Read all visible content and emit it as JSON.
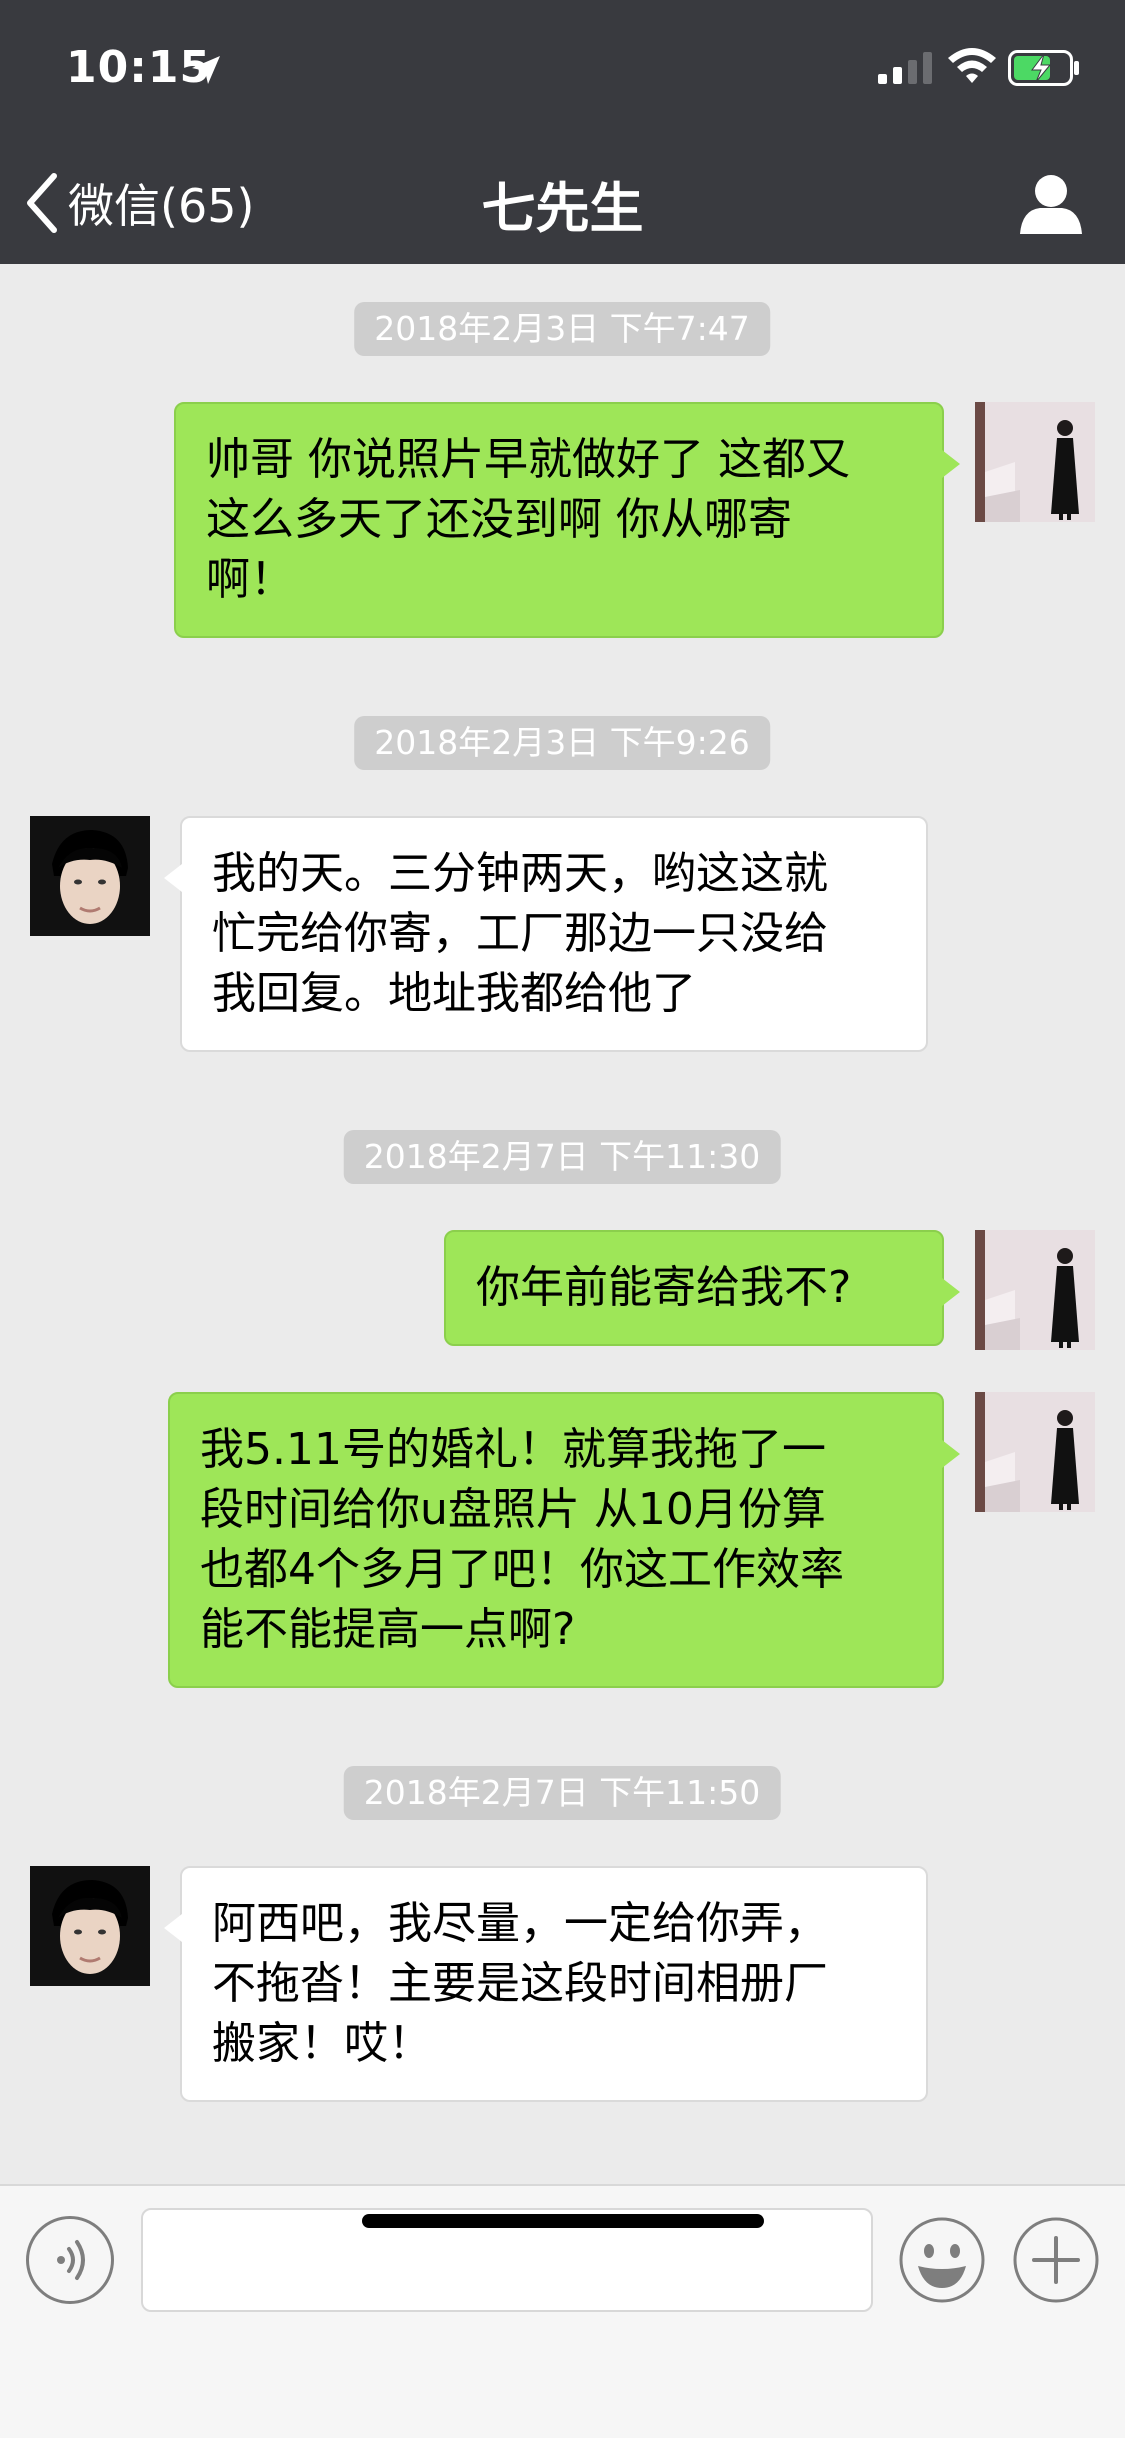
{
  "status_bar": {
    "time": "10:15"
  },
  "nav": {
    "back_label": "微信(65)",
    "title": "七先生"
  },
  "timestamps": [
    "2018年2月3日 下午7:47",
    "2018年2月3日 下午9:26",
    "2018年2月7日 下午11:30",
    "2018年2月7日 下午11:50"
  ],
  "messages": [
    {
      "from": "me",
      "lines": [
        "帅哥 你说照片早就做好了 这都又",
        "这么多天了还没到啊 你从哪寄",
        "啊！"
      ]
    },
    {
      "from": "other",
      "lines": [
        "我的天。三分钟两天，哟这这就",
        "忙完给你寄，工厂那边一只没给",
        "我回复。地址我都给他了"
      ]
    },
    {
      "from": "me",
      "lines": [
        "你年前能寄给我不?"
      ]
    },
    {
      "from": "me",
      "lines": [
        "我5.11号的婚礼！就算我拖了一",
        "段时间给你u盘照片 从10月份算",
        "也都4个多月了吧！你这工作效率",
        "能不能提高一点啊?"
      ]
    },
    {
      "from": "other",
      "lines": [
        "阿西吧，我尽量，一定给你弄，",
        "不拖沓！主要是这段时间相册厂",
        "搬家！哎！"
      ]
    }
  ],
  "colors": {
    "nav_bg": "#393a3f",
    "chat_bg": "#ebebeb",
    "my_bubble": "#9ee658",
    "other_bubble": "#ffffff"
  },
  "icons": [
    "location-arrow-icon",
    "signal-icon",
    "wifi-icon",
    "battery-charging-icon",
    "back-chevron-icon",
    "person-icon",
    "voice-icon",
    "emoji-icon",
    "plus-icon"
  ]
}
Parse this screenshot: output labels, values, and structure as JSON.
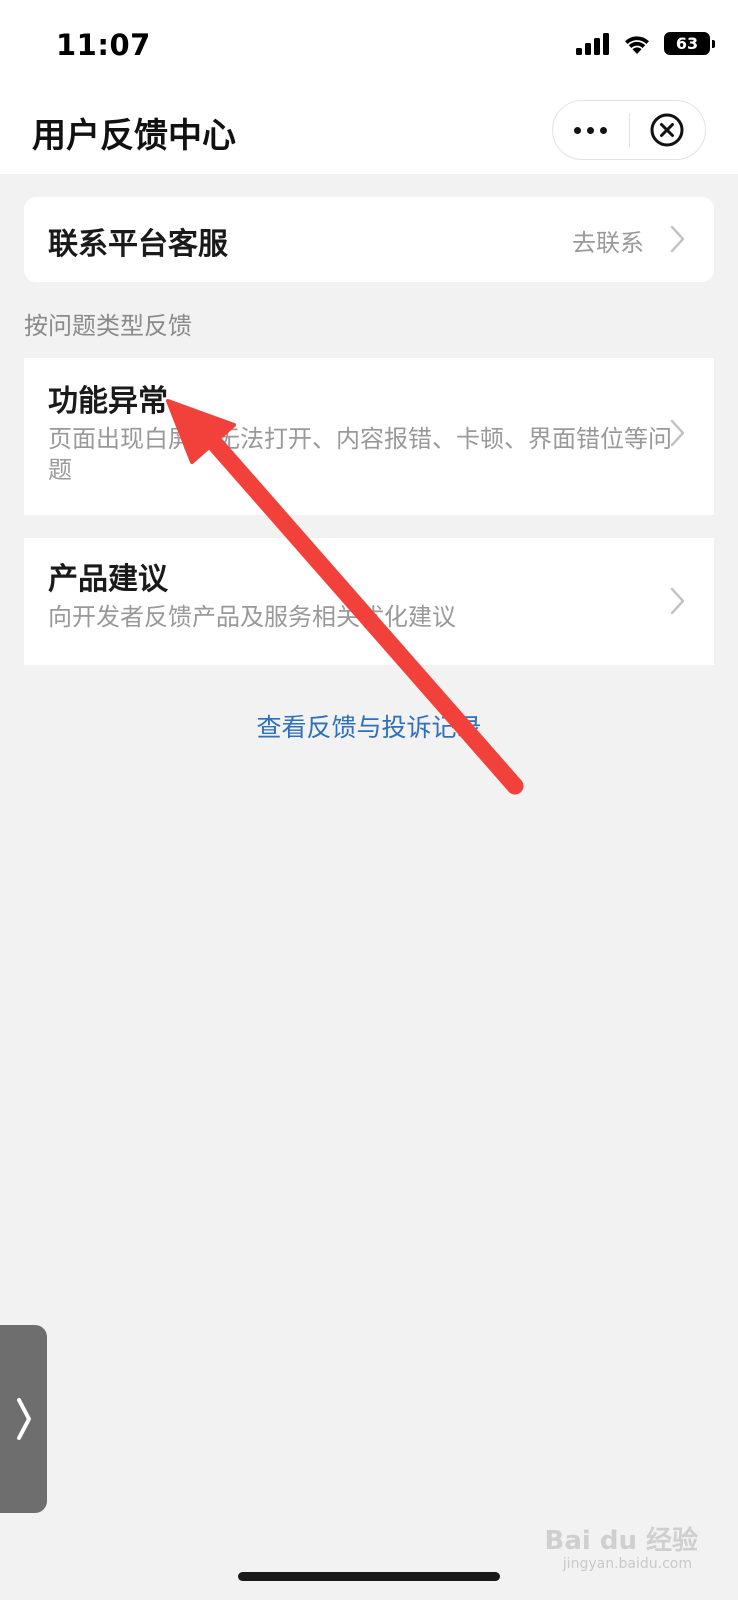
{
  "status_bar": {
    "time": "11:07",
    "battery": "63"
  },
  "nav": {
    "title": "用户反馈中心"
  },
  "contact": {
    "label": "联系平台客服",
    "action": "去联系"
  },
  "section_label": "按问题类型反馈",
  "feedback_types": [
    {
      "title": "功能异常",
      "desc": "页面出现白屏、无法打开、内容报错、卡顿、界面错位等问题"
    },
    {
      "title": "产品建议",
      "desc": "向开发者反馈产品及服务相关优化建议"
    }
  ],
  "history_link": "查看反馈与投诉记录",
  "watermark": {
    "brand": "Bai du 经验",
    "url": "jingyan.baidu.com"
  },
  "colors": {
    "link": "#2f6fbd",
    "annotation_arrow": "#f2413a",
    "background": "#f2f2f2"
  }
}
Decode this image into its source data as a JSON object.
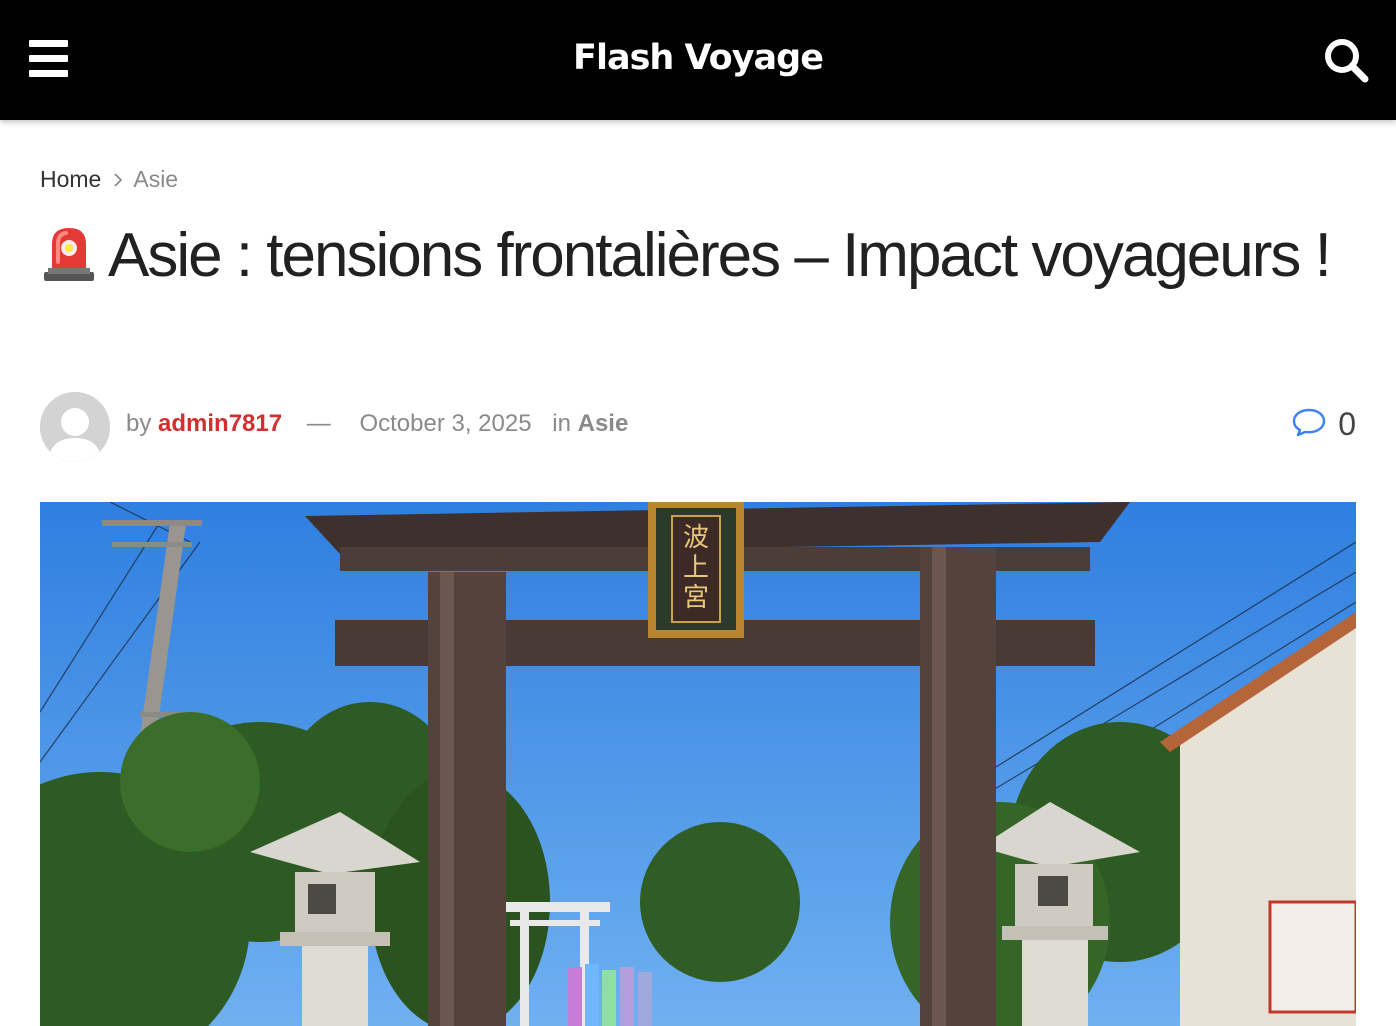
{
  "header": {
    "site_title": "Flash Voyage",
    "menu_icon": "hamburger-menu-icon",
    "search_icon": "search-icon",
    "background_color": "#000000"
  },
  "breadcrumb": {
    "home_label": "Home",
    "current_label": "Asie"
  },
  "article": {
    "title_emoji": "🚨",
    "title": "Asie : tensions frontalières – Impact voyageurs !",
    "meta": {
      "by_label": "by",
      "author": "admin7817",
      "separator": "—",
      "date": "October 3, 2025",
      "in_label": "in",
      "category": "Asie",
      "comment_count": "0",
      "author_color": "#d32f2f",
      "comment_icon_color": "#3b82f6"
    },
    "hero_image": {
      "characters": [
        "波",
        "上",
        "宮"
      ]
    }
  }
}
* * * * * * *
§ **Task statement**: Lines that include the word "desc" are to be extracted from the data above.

§ **Solution**:
      "desc": "页面出现白屏、无法打开、内容报错、卡顿、界面错位等问题"
      "desc": "向开发者反馈产品及服务相关优化建议"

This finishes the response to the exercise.